I see a lot of commentary these days from liberals regarding the “globalism” boogeyman. I don’t get what’s so bad about countries competing to attract business to themselves. This even happens within a country. For example, in the U.S. Texas or Florida might attract businesses from Connecticut. There have actually been some high-profile wooing from both states toward CT businesses in the past several years. I’ve seen some snark and some grumbling about it, but never the same level of concern that “globalism” brings out.
Perhaps what is most concerning to these folks is that it’s easier for businesses to move than it is for people to move. This is even true within the U.S., though the obstacles for it are fewer. To move countries requires a lot more time, documentation, and money. It’s one thing to take a vacation in Europe for a while – an activity for which U.S. citizens have arguably the easiest of times – but it’s much more difficult to move countries on a permanent or semi-permanent basis.

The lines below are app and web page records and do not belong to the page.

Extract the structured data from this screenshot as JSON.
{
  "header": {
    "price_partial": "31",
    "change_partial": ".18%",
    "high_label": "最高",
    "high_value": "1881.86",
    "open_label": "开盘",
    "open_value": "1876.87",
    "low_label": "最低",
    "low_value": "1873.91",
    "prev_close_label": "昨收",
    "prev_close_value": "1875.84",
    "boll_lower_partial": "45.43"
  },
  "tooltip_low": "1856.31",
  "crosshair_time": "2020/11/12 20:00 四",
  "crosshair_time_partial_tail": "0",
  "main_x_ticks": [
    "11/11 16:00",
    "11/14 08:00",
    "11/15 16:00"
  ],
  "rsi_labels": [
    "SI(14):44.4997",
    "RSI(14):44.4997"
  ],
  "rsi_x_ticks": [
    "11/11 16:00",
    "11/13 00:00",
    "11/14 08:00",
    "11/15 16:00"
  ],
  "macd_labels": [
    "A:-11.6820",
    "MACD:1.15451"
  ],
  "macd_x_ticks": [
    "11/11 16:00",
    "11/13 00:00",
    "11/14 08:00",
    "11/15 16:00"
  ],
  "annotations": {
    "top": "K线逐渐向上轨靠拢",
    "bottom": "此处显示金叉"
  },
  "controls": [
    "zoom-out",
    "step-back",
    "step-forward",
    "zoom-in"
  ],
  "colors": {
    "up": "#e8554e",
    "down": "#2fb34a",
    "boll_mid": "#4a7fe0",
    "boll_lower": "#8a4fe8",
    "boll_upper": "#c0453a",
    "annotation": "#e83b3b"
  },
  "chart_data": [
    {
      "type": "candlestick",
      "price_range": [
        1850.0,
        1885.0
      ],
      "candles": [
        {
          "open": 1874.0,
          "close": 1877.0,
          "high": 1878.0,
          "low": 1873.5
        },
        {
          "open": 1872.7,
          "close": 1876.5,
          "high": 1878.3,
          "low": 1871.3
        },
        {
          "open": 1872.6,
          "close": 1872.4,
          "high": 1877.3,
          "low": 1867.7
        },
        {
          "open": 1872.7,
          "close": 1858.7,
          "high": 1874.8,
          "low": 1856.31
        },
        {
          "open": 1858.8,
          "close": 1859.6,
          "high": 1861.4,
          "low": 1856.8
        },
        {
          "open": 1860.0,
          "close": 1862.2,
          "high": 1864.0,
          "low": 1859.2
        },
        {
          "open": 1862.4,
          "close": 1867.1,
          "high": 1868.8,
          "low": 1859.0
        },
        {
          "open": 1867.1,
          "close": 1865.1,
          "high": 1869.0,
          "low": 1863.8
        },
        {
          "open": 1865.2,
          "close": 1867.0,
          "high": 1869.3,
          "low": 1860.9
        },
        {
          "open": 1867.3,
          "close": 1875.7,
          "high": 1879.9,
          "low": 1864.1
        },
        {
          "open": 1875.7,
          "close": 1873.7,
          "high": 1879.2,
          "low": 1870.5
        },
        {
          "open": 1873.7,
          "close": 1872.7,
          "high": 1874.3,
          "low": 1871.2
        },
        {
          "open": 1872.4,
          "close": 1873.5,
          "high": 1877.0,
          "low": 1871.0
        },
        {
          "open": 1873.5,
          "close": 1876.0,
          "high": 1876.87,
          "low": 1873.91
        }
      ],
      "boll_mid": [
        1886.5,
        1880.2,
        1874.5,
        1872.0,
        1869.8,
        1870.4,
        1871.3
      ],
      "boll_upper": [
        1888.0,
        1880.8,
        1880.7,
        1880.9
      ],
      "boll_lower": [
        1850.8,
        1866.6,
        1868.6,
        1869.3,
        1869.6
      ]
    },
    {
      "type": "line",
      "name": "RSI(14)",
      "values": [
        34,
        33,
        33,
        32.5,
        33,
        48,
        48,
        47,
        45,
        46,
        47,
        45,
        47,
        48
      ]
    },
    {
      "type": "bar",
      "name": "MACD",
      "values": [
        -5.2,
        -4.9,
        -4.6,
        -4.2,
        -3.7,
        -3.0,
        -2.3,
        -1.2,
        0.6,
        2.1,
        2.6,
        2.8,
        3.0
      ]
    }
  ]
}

Maybe the next step in creating a global society is in ensuring freedom of movement as well as freedom of trade. We’ve seen what something like the Schengen Area in Europe can do, though it’s not without its problems since the common border controls increasingly seem not so common, as the emigration of refugees from Syria has shown. If it were easier for people to move in order to work, perhaps this would lessen fears about “globalism.” That said, I imagine that some locals would have a problem with this, such as how in the U.S. some people have a problem with increased emigration from countries like India and Mexico. While there are some legitimate issues brought up with this (since the more liberal emigration policies are too often one-sided), I think it too often leads to xenophobia, such as we’ve seen with comments from Donald Trump supporters and even from the man himself.
However, people generally just want to be part of whatever community they’re in and will do whatever it takes to ensure they can work, play, and live their lives with as little wave making as possible. Just as competition in business generally leads to better products and services, I think competition among people leads to better people. This may sound like a bit of cold analysis but I mean it in the best of ways. I simply think we have nothing to fear from new people moving in, whether it be people from India coming to America or people from America coming to India.
I wouldn’t mind seeing a Schengen-type scheme for North America, including the U.S., Canada, and Mexico, so that’s it’s easier for people to work and live among our three countries but I think it’ll take some time to achieve this.